(Entries from a dataset of interfaces)
━━━

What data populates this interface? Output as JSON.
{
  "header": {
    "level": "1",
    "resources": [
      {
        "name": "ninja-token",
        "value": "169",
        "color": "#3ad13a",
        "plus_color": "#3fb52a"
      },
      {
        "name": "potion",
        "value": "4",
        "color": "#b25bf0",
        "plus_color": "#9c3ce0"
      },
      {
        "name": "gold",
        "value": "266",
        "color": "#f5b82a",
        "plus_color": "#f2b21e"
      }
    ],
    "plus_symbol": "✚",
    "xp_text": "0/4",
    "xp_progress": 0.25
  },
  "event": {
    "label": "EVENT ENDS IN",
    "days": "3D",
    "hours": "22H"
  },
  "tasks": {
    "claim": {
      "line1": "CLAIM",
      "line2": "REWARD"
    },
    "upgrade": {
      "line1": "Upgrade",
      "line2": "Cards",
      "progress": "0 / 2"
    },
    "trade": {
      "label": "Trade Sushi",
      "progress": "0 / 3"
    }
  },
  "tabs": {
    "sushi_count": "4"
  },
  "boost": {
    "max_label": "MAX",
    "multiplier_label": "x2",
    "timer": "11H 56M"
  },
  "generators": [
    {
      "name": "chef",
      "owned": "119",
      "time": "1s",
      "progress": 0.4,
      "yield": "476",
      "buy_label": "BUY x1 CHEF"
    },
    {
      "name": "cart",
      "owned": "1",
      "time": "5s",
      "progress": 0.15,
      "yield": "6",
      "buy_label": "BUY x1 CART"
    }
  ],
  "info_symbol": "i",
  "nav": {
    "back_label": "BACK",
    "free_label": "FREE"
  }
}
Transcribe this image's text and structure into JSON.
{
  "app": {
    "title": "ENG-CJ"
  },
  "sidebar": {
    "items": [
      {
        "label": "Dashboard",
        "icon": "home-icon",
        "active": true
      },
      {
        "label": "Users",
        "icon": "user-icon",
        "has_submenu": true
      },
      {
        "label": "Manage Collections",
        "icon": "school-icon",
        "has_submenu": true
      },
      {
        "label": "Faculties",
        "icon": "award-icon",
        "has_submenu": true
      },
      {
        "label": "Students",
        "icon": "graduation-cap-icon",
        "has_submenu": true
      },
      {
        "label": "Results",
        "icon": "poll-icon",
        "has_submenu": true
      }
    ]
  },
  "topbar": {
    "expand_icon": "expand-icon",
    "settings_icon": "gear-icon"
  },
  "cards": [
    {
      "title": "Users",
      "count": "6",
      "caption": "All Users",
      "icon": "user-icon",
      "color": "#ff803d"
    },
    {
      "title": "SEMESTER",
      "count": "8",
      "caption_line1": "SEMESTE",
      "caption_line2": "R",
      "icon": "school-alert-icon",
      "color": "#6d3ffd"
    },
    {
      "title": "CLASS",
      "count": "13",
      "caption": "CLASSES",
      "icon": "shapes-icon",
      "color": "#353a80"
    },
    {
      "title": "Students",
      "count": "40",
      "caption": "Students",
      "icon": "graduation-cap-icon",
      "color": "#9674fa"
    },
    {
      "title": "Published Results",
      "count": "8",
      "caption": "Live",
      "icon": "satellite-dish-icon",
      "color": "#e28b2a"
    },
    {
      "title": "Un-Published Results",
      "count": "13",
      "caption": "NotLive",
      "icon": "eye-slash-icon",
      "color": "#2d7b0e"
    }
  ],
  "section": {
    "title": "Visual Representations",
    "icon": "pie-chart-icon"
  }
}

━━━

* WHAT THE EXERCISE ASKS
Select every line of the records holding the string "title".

* WORKED SOLUTION
    "title": "ENG-CJ"
      "title": "Users",
      "title": "SEMESTER",
      "title": "CLASS",
      "title": "Students",
      "title": "Published Results",
      "title": "Un-Published Results",
    "title": "Visual Representations",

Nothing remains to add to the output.